• _Required work_:
Scan the material below for every line with the string "Clamp", and copy those lines.

'''

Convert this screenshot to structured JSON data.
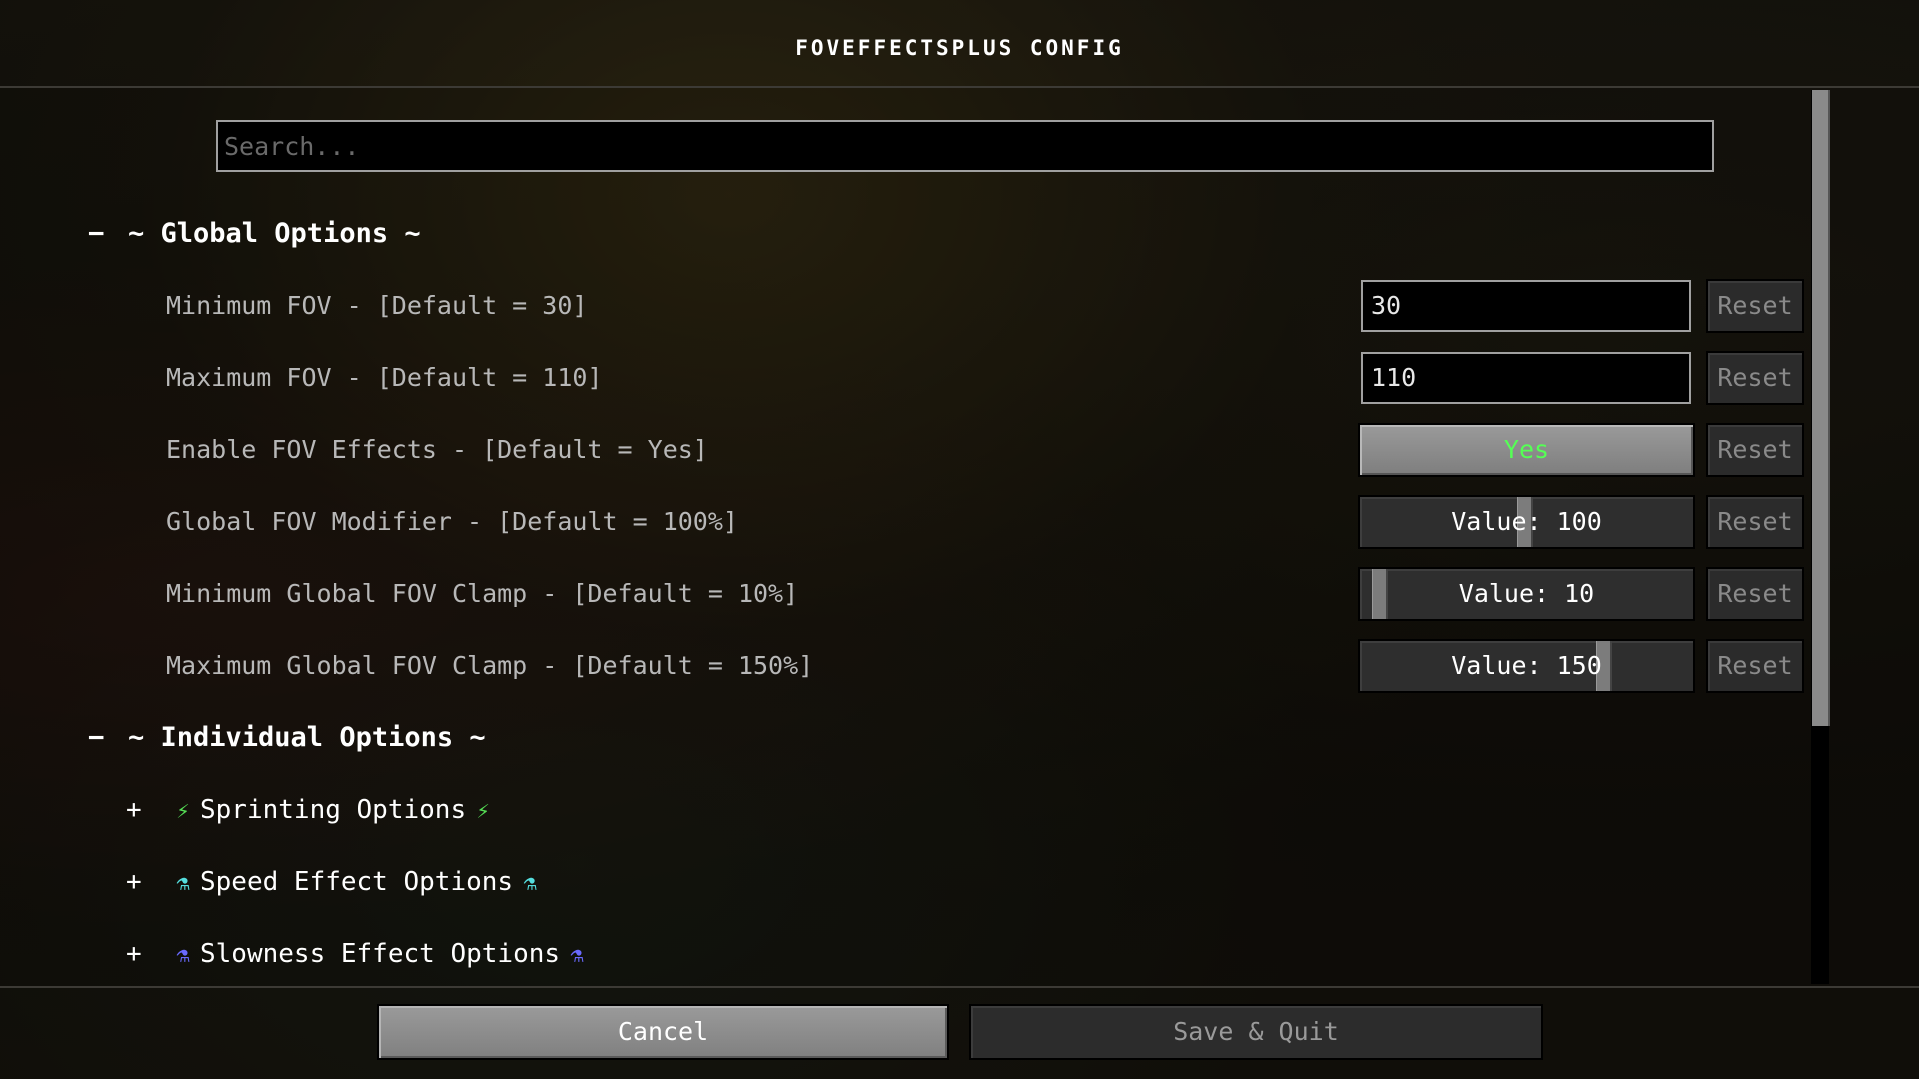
{
  "header": {
    "title": "FOVEFFECTSPLUS CONFIG"
  },
  "search": {
    "placeholder": "Search..."
  },
  "global_section": {
    "toggle": "−",
    "title": "~ Global Options ~"
  },
  "options": [
    {
      "label": "Minimum FOV - [Default = 30]",
      "control": "field",
      "value": "30",
      "reset_label": "Reset"
    },
    {
      "label": "Maximum FOV - [Default = 110]",
      "control": "field",
      "value": "110",
      "reset_label": "Reset"
    },
    {
      "label": "Enable FOV Effects - [Default = Yes]",
      "control": "toggle",
      "value": "Yes",
      "value_color": "#55ff55",
      "reset_label": "Reset"
    },
    {
      "label": "Global FOV Modifier - [Default = 100%]",
      "control": "slider",
      "value": "Value: 100",
      "reset_label": "Reset"
    },
    {
      "label": "Minimum Global FOV Clamp - [Default = 10%]",
      "control": "slider",
      "value": "Value: 10",
      "reset_label": "Reset"
    },
    {
      "label": "Maximum Global FOV Clamp - [Default = 150%]",
      "control": "slider",
      "value": "Value: 150",
      "reset_label": "Reset"
    }
  ],
  "individual_section": {
    "toggle": "−",
    "title": "~ Individual Options ~"
  },
  "subsections": [
    {
      "toggle": "+",
      "label": "Sprinting Options",
      "icon": "sprint-icon",
      "icon_glyph": "⚡",
      "icon_color": "#55dd55"
    },
    {
      "toggle": "+",
      "label": "Speed Effect Options",
      "icon": "potion-icon",
      "icon_glyph": "⚗",
      "icon_color": "#55dddd"
    },
    {
      "toggle": "+",
      "label": "Slowness Effect Options",
      "icon": "potion-icon",
      "icon_glyph": "⚗",
      "icon_color": "#6a6aff"
    }
  ],
  "footer": {
    "cancel_label": "Cancel",
    "save_label": "Save & Quit"
  }
}
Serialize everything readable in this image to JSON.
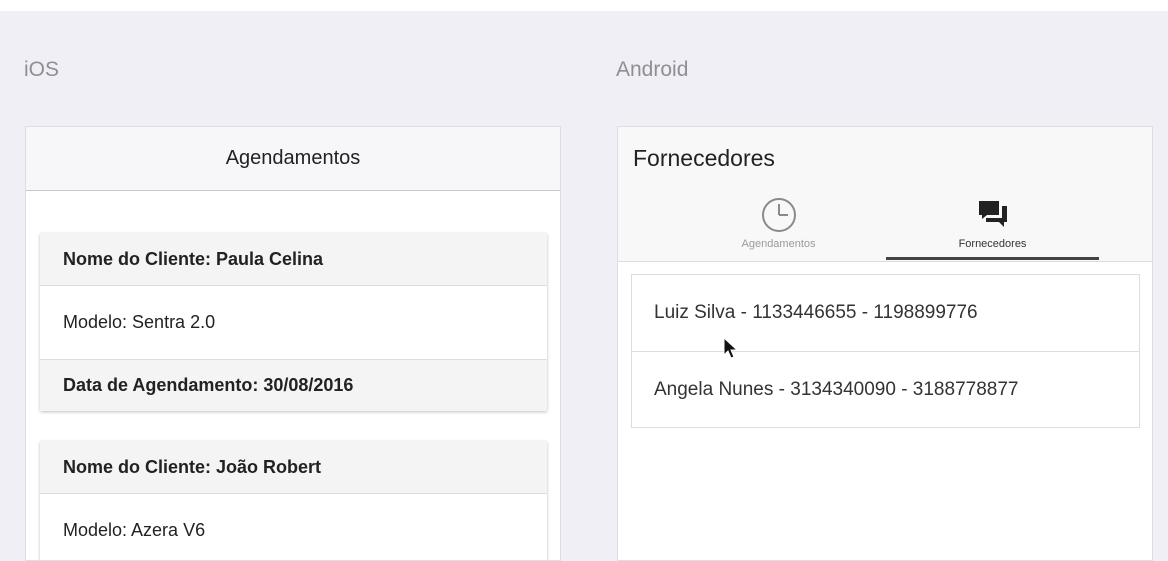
{
  "ios": {
    "platform_label": "iOS",
    "nav_title": "Agendamentos",
    "cards": [
      {
        "client": "Nome do Cliente: Paula Celina",
        "model": "Modelo: Sentra 2.0",
        "date": "Data de Agendamento: 30/08/2016"
      },
      {
        "client": "Nome do Cliente: João Robert",
        "model": "Modelo: Azera V6"
      }
    ]
  },
  "android": {
    "platform_label": "Android",
    "title": "Fornecedores",
    "tabs": [
      {
        "label": "Agendamentos",
        "icon": "clock-icon",
        "active": false
      },
      {
        "label": "Fornecedores",
        "icon": "chat-bubbles-icon",
        "active": true
      }
    ],
    "items": [
      "Luiz Silva - 1133446655 - 1198899776",
      "Angela Nunes - 3134340090 - 3188778877"
    ]
  },
  "colors": {
    "background": "#f0eff5",
    "label_gray": "#8e8e93",
    "tab_active": "#444444"
  }
}
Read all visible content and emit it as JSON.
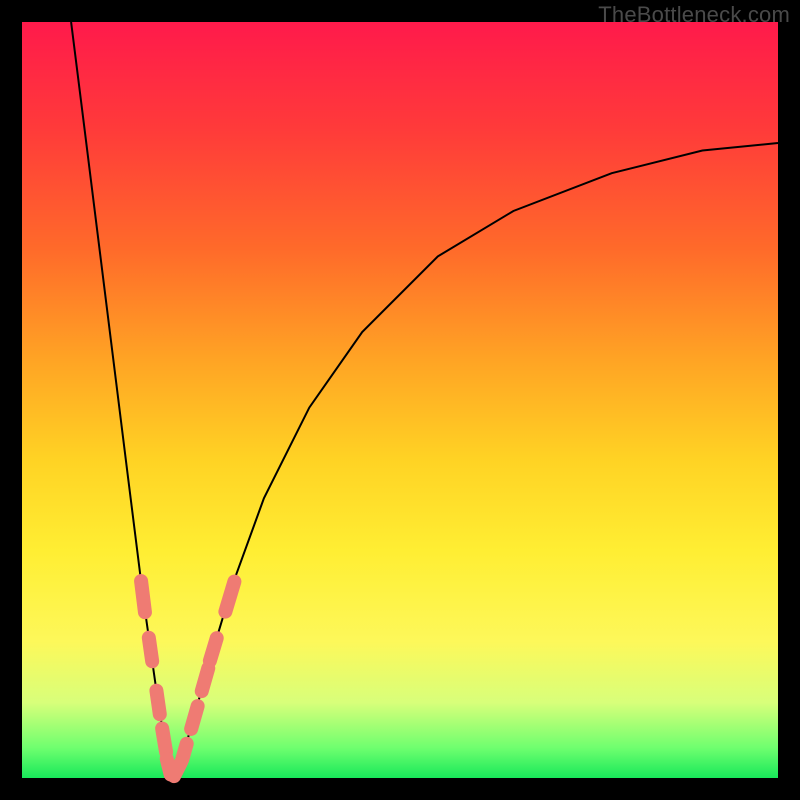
{
  "watermark": "TheBottleneck.com",
  "chart_data": {
    "type": "line",
    "title": "",
    "xlabel": "",
    "ylabel": "",
    "xlim": [
      0,
      100
    ],
    "ylim": [
      0,
      100
    ],
    "grid": false,
    "background_gradient": {
      "orientation": "vertical",
      "stops": [
        {
          "pos": 0.0,
          "color": "#ff1a4b"
        },
        {
          "pos": 0.14,
          "color": "#ff3a3a"
        },
        {
          "pos": 0.3,
          "color": "#ff6a2a"
        },
        {
          "pos": 0.45,
          "color": "#ffa524"
        },
        {
          "pos": 0.58,
          "color": "#ffd324"
        },
        {
          "pos": 0.7,
          "color": "#ffee33"
        },
        {
          "pos": 0.82,
          "color": "#fdf85a"
        },
        {
          "pos": 0.9,
          "color": "#d8ff7a"
        },
        {
          "pos": 0.96,
          "color": "#6fff6f"
        },
        {
          "pos": 1.0,
          "color": "#18e85a"
        }
      ]
    },
    "curve": {
      "description": "V-shaped bottleneck curve; minimum near x≈20, steep left arm, shallow right arm",
      "min_x": 20,
      "min_y": 0,
      "points": [
        {
          "x": 6.5,
          "y": 100
        },
        {
          "x": 8,
          "y": 88
        },
        {
          "x": 10,
          "y": 72
        },
        {
          "x": 12,
          "y": 56
        },
        {
          "x": 14,
          "y": 40
        },
        {
          "x": 16,
          "y": 24
        },
        {
          "x": 18,
          "y": 10
        },
        {
          "x": 19,
          "y": 4
        },
        {
          "x": 20,
          "y": 0
        },
        {
          "x": 21,
          "y": 2
        },
        {
          "x": 23,
          "y": 9
        },
        {
          "x": 25,
          "y": 16
        },
        {
          "x": 28,
          "y": 26
        },
        {
          "x": 32,
          "y": 37
        },
        {
          "x": 38,
          "y": 49
        },
        {
          "x": 45,
          "y": 59
        },
        {
          "x": 55,
          "y": 69
        },
        {
          "x": 65,
          "y": 75
        },
        {
          "x": 78,
          "y": 80
        },
        {
          "x": 90,
          "y": 83
        },
        {
          "x": 100,
          "y": 84
        }
      ]
    },
    "markers": {
      "color": "#ef7b73",
      "shape": "rounded-capsule",
      "points": [
        {
          "x": 16,
          "y": 24,
          "len": 6
        },
        {
          "x": 17,
          "y": 17,
          "len": 5
        },
        {
          "x": 18,
          "y": 10,
          "len": 5
        },
        {
          "x": 18.8,
          "y": 5,
          "len": 5
        },
        {
          "x": 19.4,
          "y": 1.5,
          "len": 4
        },
        {
          "x": 20.6,
          "y": 1.2,
          "len": 4
        },
        {
          "x": 21.5,
          "y": 3.5,
          "len": 4
        },
        {
          "x": 22.8,
          "y": 8,
          "len": 5
        },
        {
          "x": 24.2,
          "y": 13,
          "len": 5
        },
        {
          "x": 25.3,
          "y": 17,
          "len": 5
        },
        {
          "x": 27.5,
          "y": 24,
          "len": 6
        }
      ]
    }
  }
}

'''

• _Answer space_:
      "label": "Minimum Global FOV Clamp - [Default = 10%]",
      "label": "Maximum Global FOV Clamp - [Default = 150%]",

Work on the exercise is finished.